## What you are asked to do
Look through the entries below, please, and copy every line with the word "author".

[Available data — start]

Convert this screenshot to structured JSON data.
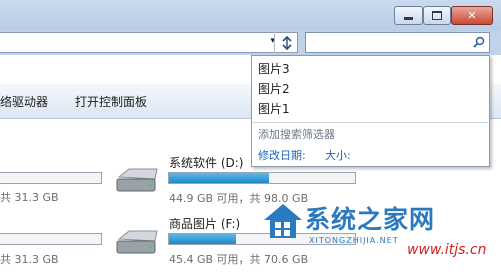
{
  "window": {
    "min_glyph": "▭",
    "max_glyph": "□",
    "close_glyph": "✕"
  },
  "address": {
    "dropdown_glyph": "▾"
  },
  "search": {
    "value": ""
  },
  "toolbar": {
    "item1": "络驱动器",
    "item2": "打开控制面板"
  },
  "dropdown": {
    "history": [
      "图片3",
      "图片2",
      "图片1"
    ],
    "filter_title": "添加搜索筛选器",
    "filters": [
      "修改日期:",
      "大小:"
    ]
  },
  "drives": [
    {
      "label": "",
      "sub": "共 31.3 GB",
      "used_fraction": 0.0
    },
    {
      "label": "系统软件 (D:)",
      "sub": "44.9 GB 可用，共 98.0 GB",
      "used_fraction": 0.54
    },
    {
      "label": "",
      "sub": "共 31.3 GB",
      "used_fraction": 0.0
    },
    {
      "label": "商品图片 (F:)",
      "sub": "45.4 GB 可用，共 70.6 GB",
      "used_fraction": 0.36
    }
  ],
  "watermark": {
    "brand": "系统之家网",
    "pinyin": "XITONGZHIJIA.NET",
    "url": "www.itjs.cn"
  },
  "colors": {
    "accent": "#1e88c8",
    "link": "#1e63b8"
  }
}
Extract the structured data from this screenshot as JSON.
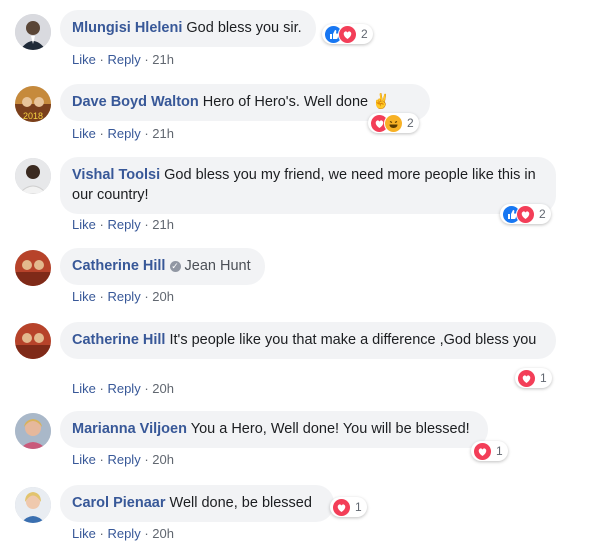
{
  "common": {
    "like": "Like",
    "reply": "Reply",
    "sep": "·"
  },
  "comments": [
    {
      "author": "Mlungisi Hleleni",
      "text": "God bless you sir.",
      "time": "21h",
      "reactions": [
        "like",
        "love"
      ],
      "count": "2"
    },
    {
      "author": "Dave Boyd Walton",
      "text": "Hero of Hero's. Well done ✌",
      "time": "21h",
      "reactions": [
        "love",
        "haha"
      ],
      "count": "2"
    },
    {
      "author": "Vishal Toolsi",
      "text": "God bless you my friend, we need more people like this in our country!",
      "time": "21h",
      "reactions": [
        "like",
        "love"
      ],
      "count": "2"
    },
    {
      "author": "Catherine Hill",
      "tagged": "Jean Hunt",
      "time": "20h"
    },
    {
      "author": "Catherine Hill",
      "text": "It's people like you that make a difference ,God bless you",
      "time": "20h",
      "reactions": [
        "love"
      ],
      "count": "1"
    },
    {
      "author": "Marianna Viljoen",
      "text": "You a Hero, Well done! You will be blessed!",
      "time": "20h",
      "reactions": [
        "love"
      ],
      "count": "1"
    },
    {
      "author": "Carol Pienaar",
      "text": "Well done, be blessed",
      "time": "20h",
      "reactions": [
        "love"
      ],
      "count": "1"
    }
  ],
  "colors": {
    "author": "#385898",
    "bubble": "#f2f3f5",
    "like": "#1877f2",
    "love": "#f33e58",
    "haha": "#f7b125"
  }
}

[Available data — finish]

## Result below
      "author": "Mlungisi Hleleni",
      "author": "Dave Boyd Walton",
      "author": "Vishal Toolsi",
      "author": "Catherine Hill",
      "author": "Catherine Hill",
      "author": "Marianna Viljoen",
      "author": "Carol Pienaar",
    "author": "#385898",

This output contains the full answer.